- [What you need to do] The answer must be every line of the records below that contains the word "statistics", copied out.

- [Data provided]
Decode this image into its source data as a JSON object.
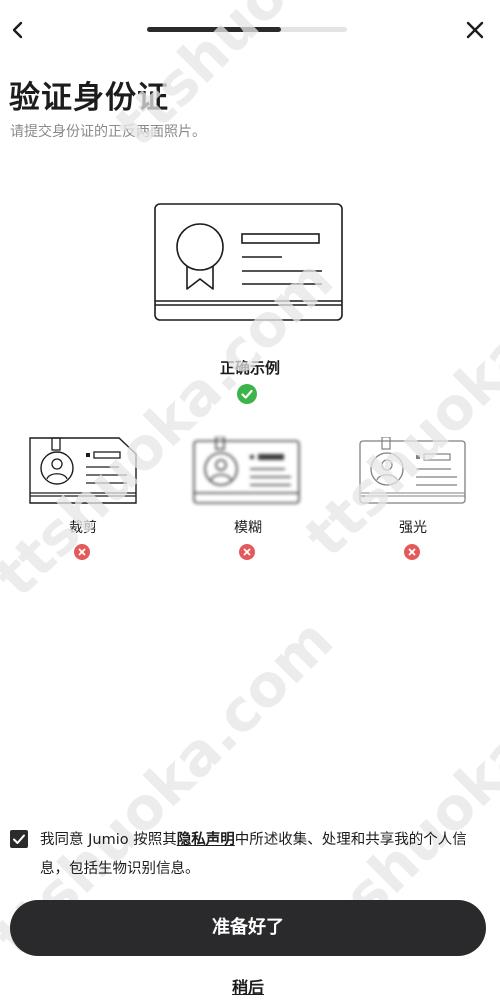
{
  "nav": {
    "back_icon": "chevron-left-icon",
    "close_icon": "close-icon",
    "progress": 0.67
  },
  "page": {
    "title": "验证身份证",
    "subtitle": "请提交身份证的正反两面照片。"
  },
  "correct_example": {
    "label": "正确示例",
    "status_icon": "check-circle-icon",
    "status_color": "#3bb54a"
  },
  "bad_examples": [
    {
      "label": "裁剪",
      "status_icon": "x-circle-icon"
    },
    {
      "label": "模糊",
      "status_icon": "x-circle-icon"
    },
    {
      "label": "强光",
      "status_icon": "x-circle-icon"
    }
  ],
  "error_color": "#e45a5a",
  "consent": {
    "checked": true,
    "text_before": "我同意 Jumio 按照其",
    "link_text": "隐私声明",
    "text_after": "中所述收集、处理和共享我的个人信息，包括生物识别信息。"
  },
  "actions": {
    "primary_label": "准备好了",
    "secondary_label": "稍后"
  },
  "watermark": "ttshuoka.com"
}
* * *
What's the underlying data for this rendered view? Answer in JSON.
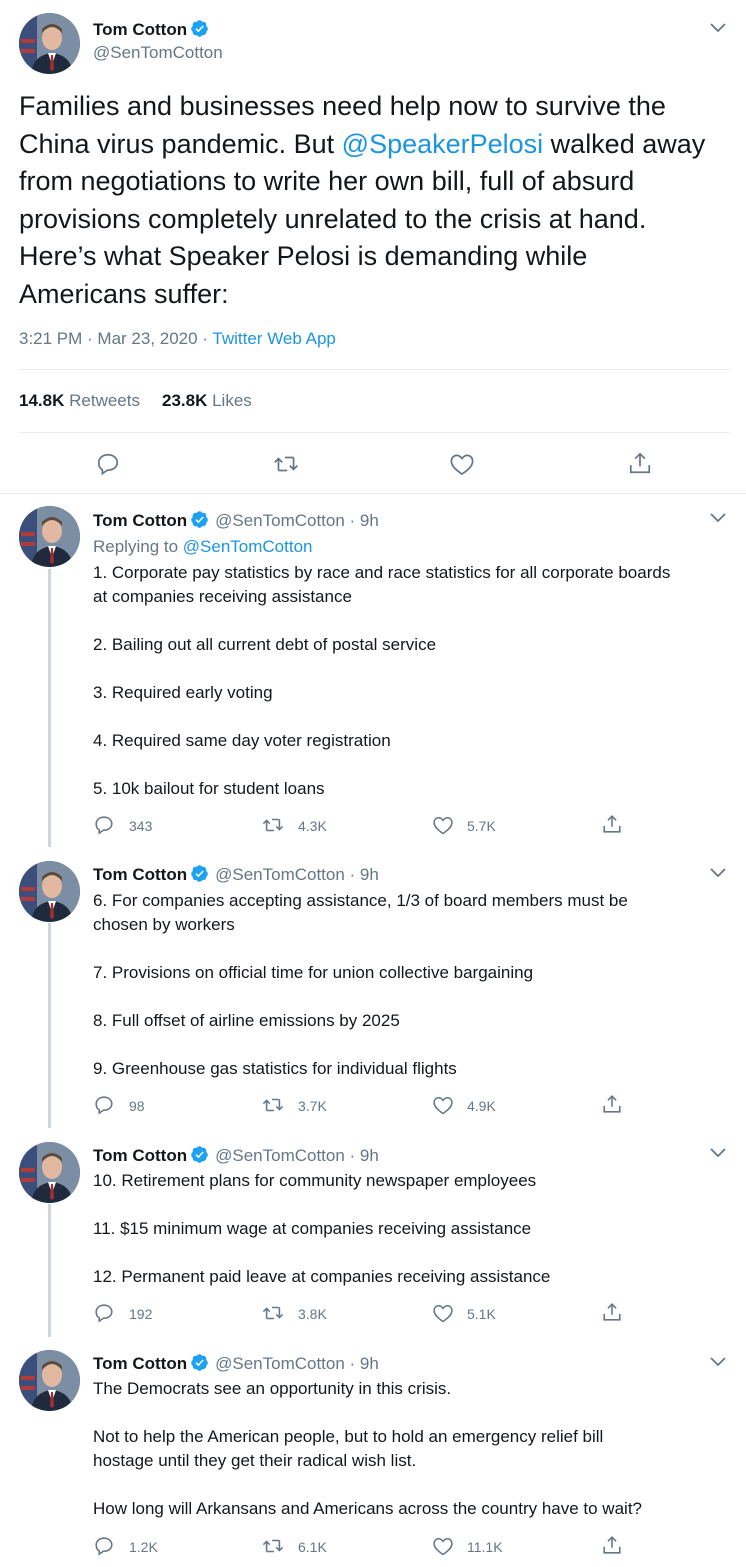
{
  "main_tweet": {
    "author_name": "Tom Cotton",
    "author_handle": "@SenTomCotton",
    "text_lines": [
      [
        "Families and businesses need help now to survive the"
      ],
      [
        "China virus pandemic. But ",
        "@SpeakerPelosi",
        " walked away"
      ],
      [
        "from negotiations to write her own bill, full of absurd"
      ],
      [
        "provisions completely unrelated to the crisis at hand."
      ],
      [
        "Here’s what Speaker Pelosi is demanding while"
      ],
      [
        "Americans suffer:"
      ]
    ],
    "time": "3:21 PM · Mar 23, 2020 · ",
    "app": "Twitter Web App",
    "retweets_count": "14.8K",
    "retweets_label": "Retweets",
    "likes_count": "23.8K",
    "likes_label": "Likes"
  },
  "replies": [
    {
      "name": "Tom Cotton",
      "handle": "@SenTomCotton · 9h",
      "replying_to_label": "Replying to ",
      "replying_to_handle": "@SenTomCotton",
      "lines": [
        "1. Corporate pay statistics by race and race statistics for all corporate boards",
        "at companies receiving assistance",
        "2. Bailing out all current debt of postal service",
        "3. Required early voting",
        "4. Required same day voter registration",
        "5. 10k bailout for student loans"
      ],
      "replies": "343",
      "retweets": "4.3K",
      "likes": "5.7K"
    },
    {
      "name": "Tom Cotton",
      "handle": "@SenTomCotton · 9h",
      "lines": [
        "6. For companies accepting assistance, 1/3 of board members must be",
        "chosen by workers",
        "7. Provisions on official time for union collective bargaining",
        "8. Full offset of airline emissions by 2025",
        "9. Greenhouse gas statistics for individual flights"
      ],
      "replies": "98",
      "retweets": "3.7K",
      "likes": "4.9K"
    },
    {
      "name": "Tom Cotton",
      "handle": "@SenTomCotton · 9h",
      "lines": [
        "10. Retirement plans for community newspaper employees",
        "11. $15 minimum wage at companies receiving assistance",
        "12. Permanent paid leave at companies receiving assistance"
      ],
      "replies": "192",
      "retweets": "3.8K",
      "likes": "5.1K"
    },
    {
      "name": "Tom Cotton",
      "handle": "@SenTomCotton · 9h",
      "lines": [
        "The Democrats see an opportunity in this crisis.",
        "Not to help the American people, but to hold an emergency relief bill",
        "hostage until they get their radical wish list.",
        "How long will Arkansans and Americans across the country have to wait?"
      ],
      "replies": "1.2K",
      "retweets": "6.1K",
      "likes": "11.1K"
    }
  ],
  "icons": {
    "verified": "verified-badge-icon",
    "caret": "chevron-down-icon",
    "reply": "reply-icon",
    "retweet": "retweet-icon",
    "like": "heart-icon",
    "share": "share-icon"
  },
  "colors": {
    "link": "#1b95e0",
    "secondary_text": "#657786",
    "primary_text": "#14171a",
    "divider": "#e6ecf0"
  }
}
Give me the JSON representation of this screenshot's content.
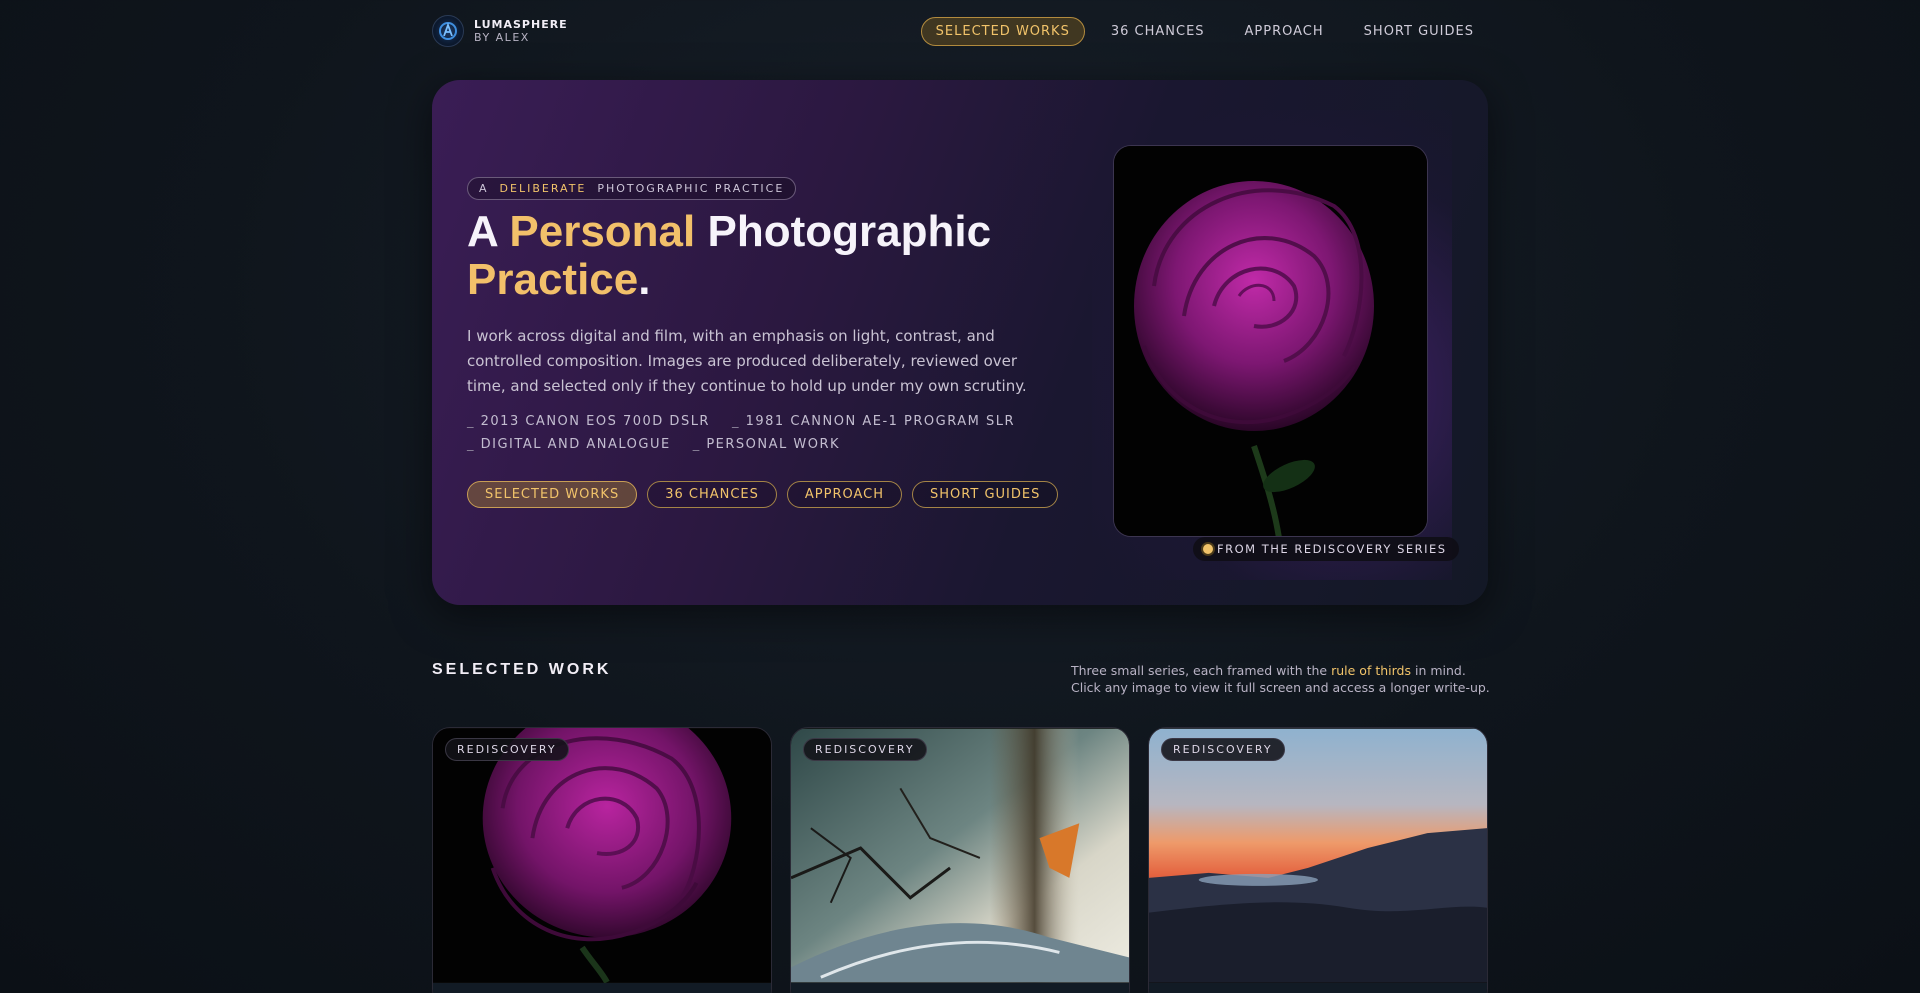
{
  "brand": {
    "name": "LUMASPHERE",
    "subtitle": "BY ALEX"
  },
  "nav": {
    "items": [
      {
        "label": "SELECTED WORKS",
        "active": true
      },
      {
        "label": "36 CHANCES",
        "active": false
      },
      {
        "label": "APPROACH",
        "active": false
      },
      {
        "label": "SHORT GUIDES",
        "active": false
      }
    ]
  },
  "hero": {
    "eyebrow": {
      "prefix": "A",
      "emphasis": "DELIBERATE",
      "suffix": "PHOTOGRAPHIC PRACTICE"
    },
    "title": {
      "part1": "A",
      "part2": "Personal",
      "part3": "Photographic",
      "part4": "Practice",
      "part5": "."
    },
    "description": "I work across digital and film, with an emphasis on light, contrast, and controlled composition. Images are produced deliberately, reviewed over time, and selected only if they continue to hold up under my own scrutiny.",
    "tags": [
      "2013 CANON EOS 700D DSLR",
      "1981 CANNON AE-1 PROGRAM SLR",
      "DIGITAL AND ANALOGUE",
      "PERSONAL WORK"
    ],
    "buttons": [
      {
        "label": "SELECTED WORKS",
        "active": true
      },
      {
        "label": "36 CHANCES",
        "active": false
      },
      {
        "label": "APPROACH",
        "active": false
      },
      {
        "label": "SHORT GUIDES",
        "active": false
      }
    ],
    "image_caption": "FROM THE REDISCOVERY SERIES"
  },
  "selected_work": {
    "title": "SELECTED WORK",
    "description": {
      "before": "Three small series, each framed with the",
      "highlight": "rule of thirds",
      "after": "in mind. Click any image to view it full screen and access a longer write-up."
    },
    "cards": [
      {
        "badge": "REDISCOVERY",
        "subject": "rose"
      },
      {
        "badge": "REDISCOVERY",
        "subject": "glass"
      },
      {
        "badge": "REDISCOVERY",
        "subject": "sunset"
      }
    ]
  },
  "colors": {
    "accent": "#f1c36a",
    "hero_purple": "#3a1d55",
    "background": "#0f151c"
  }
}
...
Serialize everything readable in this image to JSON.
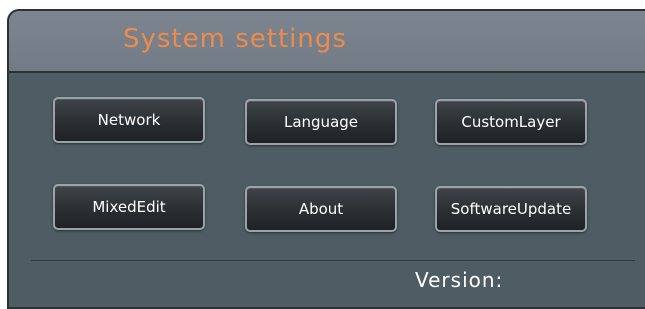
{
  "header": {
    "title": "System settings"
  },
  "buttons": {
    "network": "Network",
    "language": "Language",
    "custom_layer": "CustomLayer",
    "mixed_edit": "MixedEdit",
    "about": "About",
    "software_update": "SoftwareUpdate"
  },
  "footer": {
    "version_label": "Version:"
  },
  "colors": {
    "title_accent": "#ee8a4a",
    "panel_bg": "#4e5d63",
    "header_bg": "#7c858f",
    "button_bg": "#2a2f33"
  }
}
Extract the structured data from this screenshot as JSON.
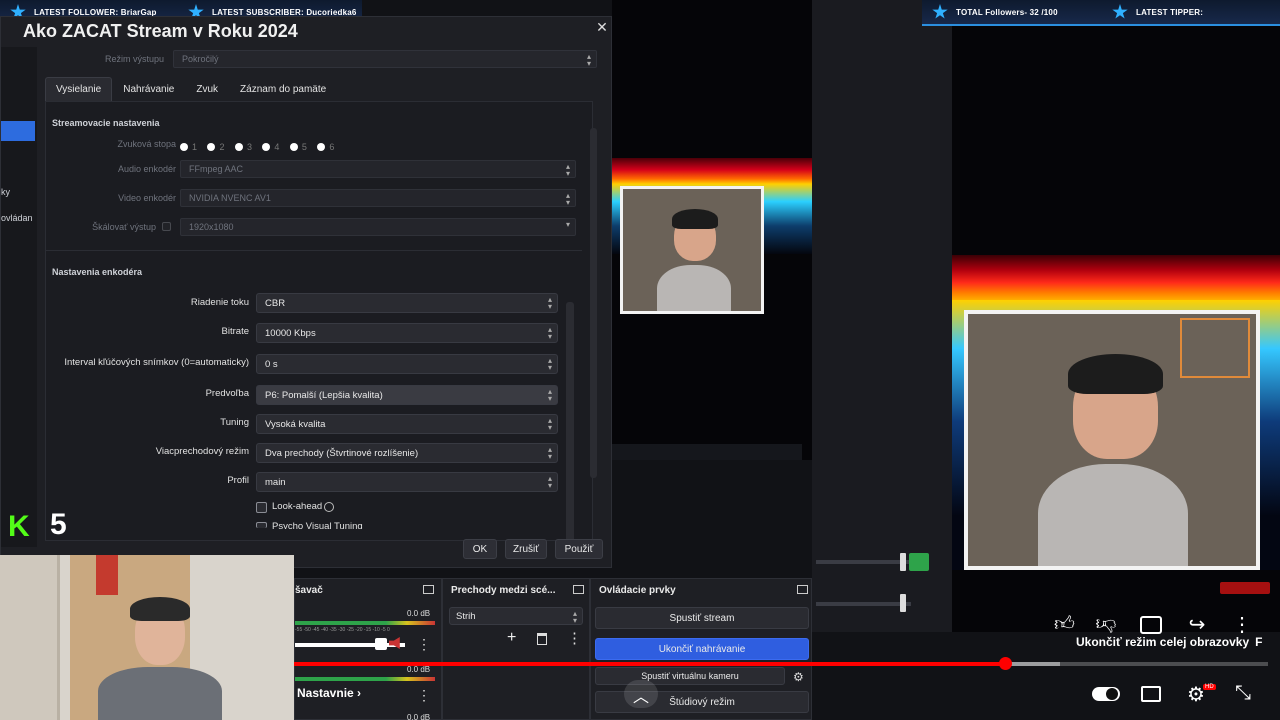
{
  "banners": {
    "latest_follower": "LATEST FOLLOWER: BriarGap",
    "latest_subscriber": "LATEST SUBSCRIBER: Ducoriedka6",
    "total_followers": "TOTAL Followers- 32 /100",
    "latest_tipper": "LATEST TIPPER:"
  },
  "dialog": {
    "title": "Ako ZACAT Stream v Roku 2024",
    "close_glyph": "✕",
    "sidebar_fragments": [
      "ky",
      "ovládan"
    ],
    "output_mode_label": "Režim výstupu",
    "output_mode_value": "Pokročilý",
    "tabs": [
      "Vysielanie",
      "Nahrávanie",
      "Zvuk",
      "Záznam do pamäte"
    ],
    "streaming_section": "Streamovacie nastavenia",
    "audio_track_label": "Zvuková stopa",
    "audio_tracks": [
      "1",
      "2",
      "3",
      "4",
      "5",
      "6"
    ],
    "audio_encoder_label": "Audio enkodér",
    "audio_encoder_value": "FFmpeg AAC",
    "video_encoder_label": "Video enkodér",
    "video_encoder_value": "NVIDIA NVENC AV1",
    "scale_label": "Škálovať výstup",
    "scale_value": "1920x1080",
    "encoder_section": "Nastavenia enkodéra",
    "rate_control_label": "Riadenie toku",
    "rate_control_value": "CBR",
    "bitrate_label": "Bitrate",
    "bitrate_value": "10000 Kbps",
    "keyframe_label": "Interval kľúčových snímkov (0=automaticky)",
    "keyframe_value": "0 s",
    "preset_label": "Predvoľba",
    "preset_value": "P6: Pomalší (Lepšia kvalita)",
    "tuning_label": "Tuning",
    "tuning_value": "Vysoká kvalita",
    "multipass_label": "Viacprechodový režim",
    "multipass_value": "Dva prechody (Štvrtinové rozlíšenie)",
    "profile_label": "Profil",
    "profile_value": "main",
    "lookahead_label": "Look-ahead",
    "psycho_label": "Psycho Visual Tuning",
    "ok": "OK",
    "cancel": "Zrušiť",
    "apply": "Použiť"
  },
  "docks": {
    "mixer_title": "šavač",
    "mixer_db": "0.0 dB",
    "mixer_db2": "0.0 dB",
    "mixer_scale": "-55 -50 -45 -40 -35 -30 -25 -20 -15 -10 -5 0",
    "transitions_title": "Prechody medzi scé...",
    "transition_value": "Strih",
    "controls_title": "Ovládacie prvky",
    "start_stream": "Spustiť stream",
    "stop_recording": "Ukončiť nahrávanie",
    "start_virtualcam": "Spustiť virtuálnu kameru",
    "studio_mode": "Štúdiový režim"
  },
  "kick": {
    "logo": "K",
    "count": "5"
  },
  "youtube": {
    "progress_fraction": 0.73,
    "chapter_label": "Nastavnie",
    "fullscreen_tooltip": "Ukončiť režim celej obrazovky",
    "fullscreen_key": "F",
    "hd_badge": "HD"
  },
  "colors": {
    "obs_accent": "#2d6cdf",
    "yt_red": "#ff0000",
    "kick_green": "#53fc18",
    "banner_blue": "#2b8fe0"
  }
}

- [Output of the exercise]
        "1. Corporate pay statistics by race and race statistics for all corporate boards",
        "9. Greenhouse gas statistics for individual flights"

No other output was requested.